and this includes young children. Without treatment two thirds of people with TB will die. We can see that TB is still an issue in Fiji and many parts of the world. If you are concerned that you may have TB, please visit your GP. They will organise tests for you, which includes a chest x-ray and sputum testing (done through TB hospitals in Suva, Lautoka and Labasa). Once a diagnosis is made, effective treatment can be started with a standard six month course of four antibiotics that are provided with information, supervision and support by a trained health worker. The household contacts may also need medication to prevent disease as they are at high risk due to close contact with the infected person. To eliminate TB people need to avoid spitting in public places and using good personal hygiene by coughing and sneezing in a tissue and appropriate hand washing. Individuals need to understand the symptoms and signs of TB and go early to a doctor. Parents need to make sure their children are vaccinated with BCG vaccine at birth. As a country, to eliminate TB requires a sufficient supply of medication to treat it. In addition, it is important that Directly Observed Therapy (DOTS) is used to reduce the number of people not appropriately taking antibiotics. We need to reduce overcrowding in households. Our doctors need to be vigilant so that patients are diagnosed early and treated. We need to reduce the prevalence of smoking, as this is a risk factor. Basically it needs all sectors of society to work together, united to end TB! Wise words by mother Teresa “I alone cannot change the world, but I can cast a stone across the waters to create many ripples”. Till we meet next month, breathe, live, laugh well and enjoy the little things in life.

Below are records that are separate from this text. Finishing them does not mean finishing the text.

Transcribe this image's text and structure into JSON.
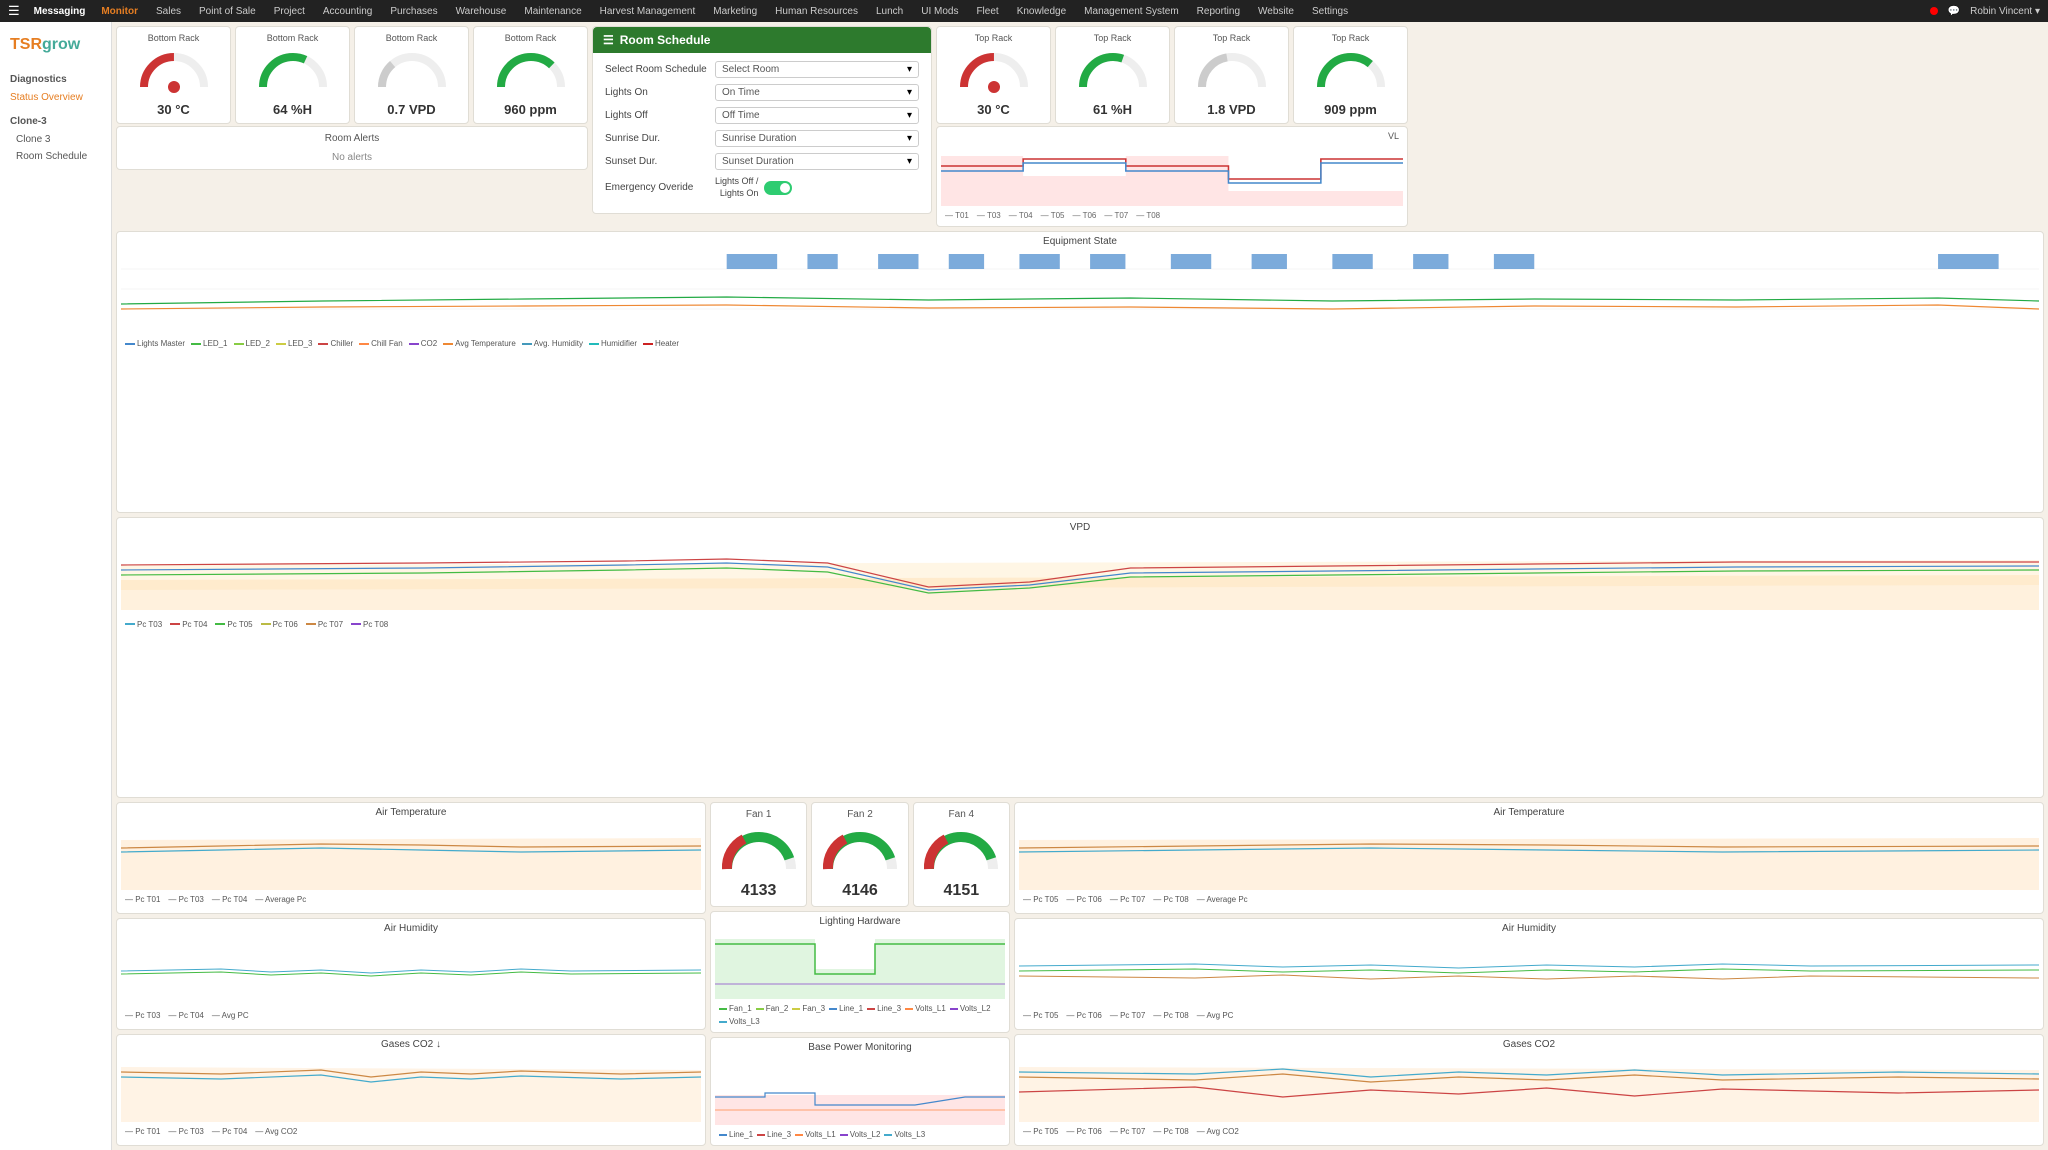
{
  "nav": {
    "hamburger": "☰",
    "items": [
      "Messaging",
      "Monitor",
      "Sales",
      "Point of Sale",
      "Project",
      "Accounting",
      "Purchases",
      "Warehouse",
      "Maintenance",
      "Harvest Management",
      "Marketing",
      "Human Resources",
      "Lunch",
      "UI Mods",
      "Fleet",
      "Knowledge",
      "Management System",
      "Reporting",
      "Website",
      "Settings"
    ],
    "active": "Monitor",
    "user": "Robin Vincent ▾"
  },
  "sidebar": {
    "logo_orange": "TSR",
    "logo_green": "grow",
    "sections": [
      {
        "label": "Diagnostics",
        "items": [
          {
            "label": "Status Overview",
            "active": true
          }
        ]
      },
      {
        "label": "Clone-3",
        "items": [
          {
            "label": "Clone 3"
          },
          {
            "label": "Room Schedule",
            "active": false
          }
        ]
      }
    ]
  },
  "bottom_rack_gauges": [
    {
      "title": "Bottom Rack",
      "value": "30 °C",
      "type": "temp",
      "percent": 0.5
    },
    {
      "title": "Bottom Rack",
      "value": "64 %H",
      "type": "humidity",
      "percent": 0.64
    },
    {
      "title": "Bottom Rack",
      "value": "0.7 VPD",
      "type": "vpd",
      "percent": 0.28
    },
    {
      "title": "Bottom Rack",
      "value": "960 ppm",
      "type": "co2",
      "percent": 0.75
    }
  ],
  "top_rack_gauges": [
    {
      "title": "Top Rack",
      "value": "30 °C",
      "type": "temp",
      "percent": 0.5
    },
    {
      "title": "Top Rack",
      "value": "61 %H",
      "type": "humidity",
      "percent": 0.61
    },
    {
      "title": "Top Rack",
      "value": "1.8 VPD",
      "type": "vpd",
      "percent": 0.55
    },
    {
      "title": "Top Rack",
      "value": "909 ppm",
      "type": "co2",
      "percent": 0.72
    }
  ],
  "room_schedule": {
    "title": "Room Schedule",
    "icon": "☰",
    "fields": [
      {
        "label": "Select Room Schedule",
        "value": "Select Room",
        "type": "select"
      },
      {
        "label": "Lights On",
        "value": "On Time",
        "type": "select"
      },
      {
        "label": "Lights Off",
        "value": "Off Time",
        "type": "select"
      },
      {
        "label": "Sunrise Dur.",
        "value": "Sunrise Duration",
        "type": "select"
      },
      {
        "label": "Sunset Dur.",
        "value": "Sunset Duration",
        "type": "select"
      },
      {
        "label": "Emergency Overide",
        "value": "Lights Off / Lights On",
        "type": "toggle"
      }
    ]
  },
  "alerts": {
    "title": "Room Alerts",
    "message": "No alerts"
  },
  "charts": {
    "equipment_state": {
      "title": "Equipment State",
      "legend": [
        "Lights Master",
        "LED_1",
        "LED_2",
        "LED_3",
        "Chiller",
        "Chill Fan",
        "CO2",
        "Avg Temperature",
        "Avg. Humidity",
        "Humidifier",
        "Heater"
      ],
      "colors": [
        "#4488cc",
        "#44bb44",
        "#88cc44",
        "#cccc44",
        "#cc4444",
        "#ff8844",
        "#8844cc",
        "#ee8833",
        "#4499bb",
        "#22bbbb",
        "#cc2222"
      ]
    },
    "vpd": {
      "title": "VPD",
      "legend": [
        "Pc T03",
        "Pc T04",
        "Pc T05",
        "Pc T06",
        "Pc T07",
        "Pc T08"
      ],
      "colors": [
        "#44aacc",
        "#cc4444",
        "#44bb44",
        "#bbbb44",
        "#cc8844",
        "#8844cc"
      ]
    },
    "air_temp_left": {
      "title": "Air Temperature",
      "legend": [
        "Pc T01",
        "Pc T03",
        "Pc T04",
        "Average Pc"
      ],
      "colors": [
        "#cc8844",
        "#44aacc",
        "#44bb44",
        "#cc4444"
      ]
    },
    "air_humidity_left": {
      "title": "Air Humidity",
      "legend": [
        "Pc T03",
        "Pc T04",
        "Avg PC"
      ],
      "colors": [
        "#44aacc",
        "#44bb44",
        "#cc4444"
      ]
    },
    "gases_co2_left": {
      "title": "Gases CO2 ↓",
      "legend": [
        "Pc T01",
        "Pc T03",
        "Pc T04",
        "Avg CO2"
      ],
      "colors": [
        "#cc8844",
        "#44aacc",
        "#44bb44",
        "#cc4444"
      ]
    },
    "lighting_hardware": {
      "title": "Lighting Hardware",
      "legend": [
        "Fan_1",
        "Fan_2",
        "Fan_3",
        "Line_1",
        "Line_3",
        "Volts_L1",
        "Volts_L2",
        "Volts_L3"
      ],
      "colors": [
        "#44bb44",
        "#88cc44",
        "#cccc44",
        "#4488cc",
        "#cc4444",
        "#ff8844",
        "#8844cc",
        "#44aacc"
      ]
    },
    "base_power": {
      "title": "Base Power Monitoring",
      "legend": [
        "Line_1",
        "Line_3",
        "Volts_L1",
        "Volts_L2",
        "Volts_L3"
      ],
      "colors": [
        "#4488cc",
        "#cc4444",
        "#ff8844",
        "#8844cc",
        "#44aacc"
      ]
    },
    "air_temp_right": {
      "title": "Air Temperature",
      "legend": [
        "Pc T05",
        "Pc T06",
        "Pc T07",
        "Pc T08",
        "Average Pc"
      ],
      "colors": [
        "#cc8844",
        "#44aacc",
        "#44bb44",
        "#cc4444",
        "#8844cc"
      ]
    },
    "air_humidity_right": {
      "title": "Air Humidity",
      "legend": [
        "Pc T05",
        "Pc T06",
        "Pc T07",
        "Pc T08",
        "Avg PC"
      ],
      "colors": [
        "#44aacc",
        "#44bb44",
        "#cc4444",
        "#ff8844",
        "#8844cc"
      ]
    },
    "gases_co2_right": {
      "title": "Gases CO2",
      "legend": [
        "Pc T05",
        "Pc T06",
        "Pc T07",
        "Pc T08",
        "Avg CO2"
      ],
      "colors": [
        "#44aacc",
        "#44bb44",
        "#cc4444",
        "#ff8844",
        "#8844cc"
      ]
    }
  },
  "fans": [
    {
      "title": "Fan 1",
      "value": "4133"
    },
    {
      "title": "Fan 2",
      "value": "4146"
    },
    {
      "title": "Fan 4",
      "value": "4151"
    }
  ],
  "vl": {
    "title": "VL"
  }
}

DR. KRUPALI RATHOD TAPPOO is an Australian qualified General Practitioner, a Fellow of the Royal Australian College of General Practitioners and the Medical Coordinator for Fiji-based NGO Sai Prema Foundation. Dr. Krupali is based at Mitchells Clinic in Tappoocity Suva and has a special interest in women and children’s health.